• **What you should do**
Look for "icon" in the records and copy every line that has it.
*** Opening of Given data ***
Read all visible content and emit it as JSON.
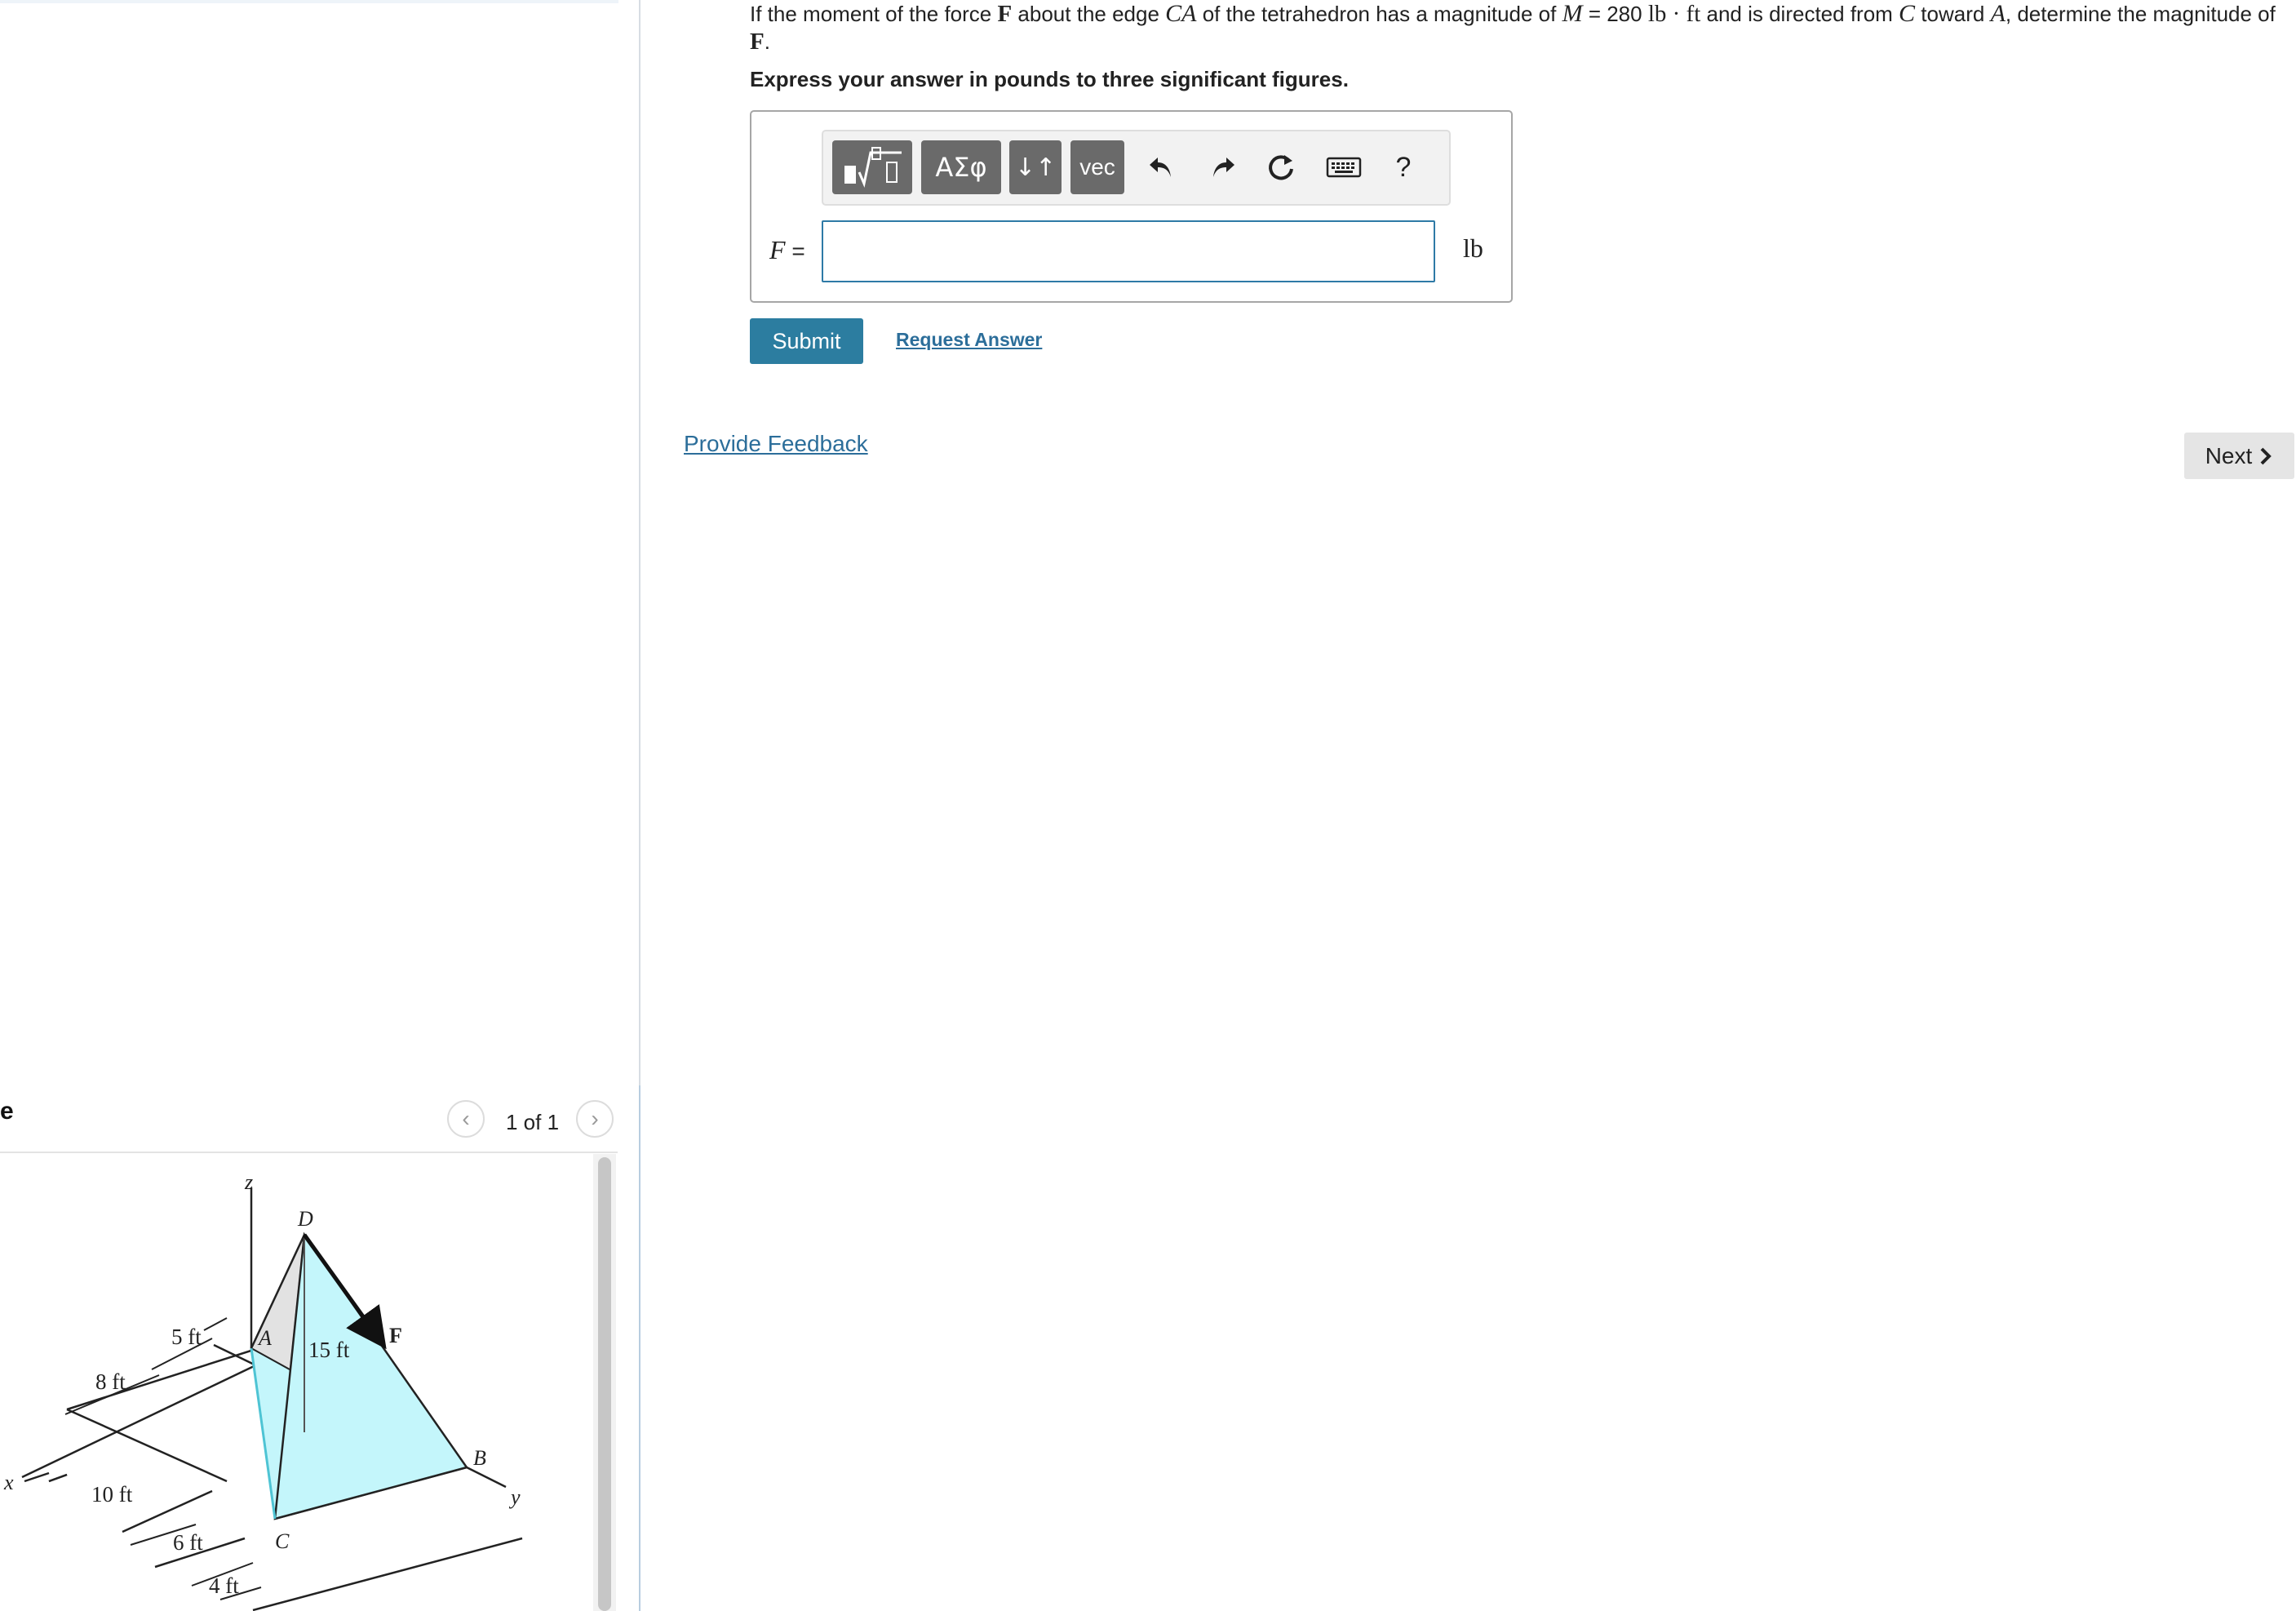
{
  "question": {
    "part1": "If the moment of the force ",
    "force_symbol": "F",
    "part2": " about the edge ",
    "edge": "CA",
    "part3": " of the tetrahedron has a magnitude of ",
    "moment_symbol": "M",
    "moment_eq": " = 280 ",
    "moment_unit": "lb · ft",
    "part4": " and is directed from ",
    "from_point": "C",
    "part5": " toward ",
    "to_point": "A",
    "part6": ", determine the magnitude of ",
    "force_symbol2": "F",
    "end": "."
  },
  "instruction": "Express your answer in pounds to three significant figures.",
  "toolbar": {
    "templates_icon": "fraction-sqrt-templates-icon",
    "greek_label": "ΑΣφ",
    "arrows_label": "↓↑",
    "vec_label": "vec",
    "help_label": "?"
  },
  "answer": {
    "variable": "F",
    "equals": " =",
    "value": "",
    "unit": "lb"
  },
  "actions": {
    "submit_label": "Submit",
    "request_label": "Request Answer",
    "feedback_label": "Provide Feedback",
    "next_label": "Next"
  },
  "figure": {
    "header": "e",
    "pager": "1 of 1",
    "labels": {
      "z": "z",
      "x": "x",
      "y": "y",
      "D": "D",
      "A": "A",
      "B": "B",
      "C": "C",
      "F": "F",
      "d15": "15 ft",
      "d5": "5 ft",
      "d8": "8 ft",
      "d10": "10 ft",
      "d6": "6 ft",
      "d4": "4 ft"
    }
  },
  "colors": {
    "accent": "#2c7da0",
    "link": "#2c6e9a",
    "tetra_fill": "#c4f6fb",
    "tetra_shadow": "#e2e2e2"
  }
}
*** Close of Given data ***
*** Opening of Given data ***
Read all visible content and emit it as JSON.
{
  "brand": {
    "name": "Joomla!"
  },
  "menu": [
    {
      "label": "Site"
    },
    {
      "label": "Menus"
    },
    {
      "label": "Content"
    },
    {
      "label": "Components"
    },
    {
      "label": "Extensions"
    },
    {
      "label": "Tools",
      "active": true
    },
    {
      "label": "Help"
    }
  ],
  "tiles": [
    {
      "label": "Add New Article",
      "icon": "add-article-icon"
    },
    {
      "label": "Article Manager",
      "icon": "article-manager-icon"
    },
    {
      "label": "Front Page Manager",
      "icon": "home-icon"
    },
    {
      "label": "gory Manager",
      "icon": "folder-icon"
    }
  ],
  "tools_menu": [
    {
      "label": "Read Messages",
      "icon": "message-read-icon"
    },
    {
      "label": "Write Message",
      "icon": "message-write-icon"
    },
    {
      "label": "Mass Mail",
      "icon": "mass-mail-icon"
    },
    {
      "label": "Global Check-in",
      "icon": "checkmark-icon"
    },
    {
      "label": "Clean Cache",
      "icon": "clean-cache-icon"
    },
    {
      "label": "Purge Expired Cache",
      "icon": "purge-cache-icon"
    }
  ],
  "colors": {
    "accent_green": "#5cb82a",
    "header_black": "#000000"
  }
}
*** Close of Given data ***
• **Solved problem**
    "templates_icon": "fraction-sqrt-templates-icon",
      "icon": "add-article-icon"
      "icon": "article-manager-icon"
      "icon": "home-icon"
      "icon": "folder-icon"
      "icon": "message-read-icon"
      "icon": "message-write-icon"
      "icon": "mass-mail-icon"
      "icon": "checkmark-icon"
      "icon": "clean-cache-icon"
      "icon": "purge-cache-icon"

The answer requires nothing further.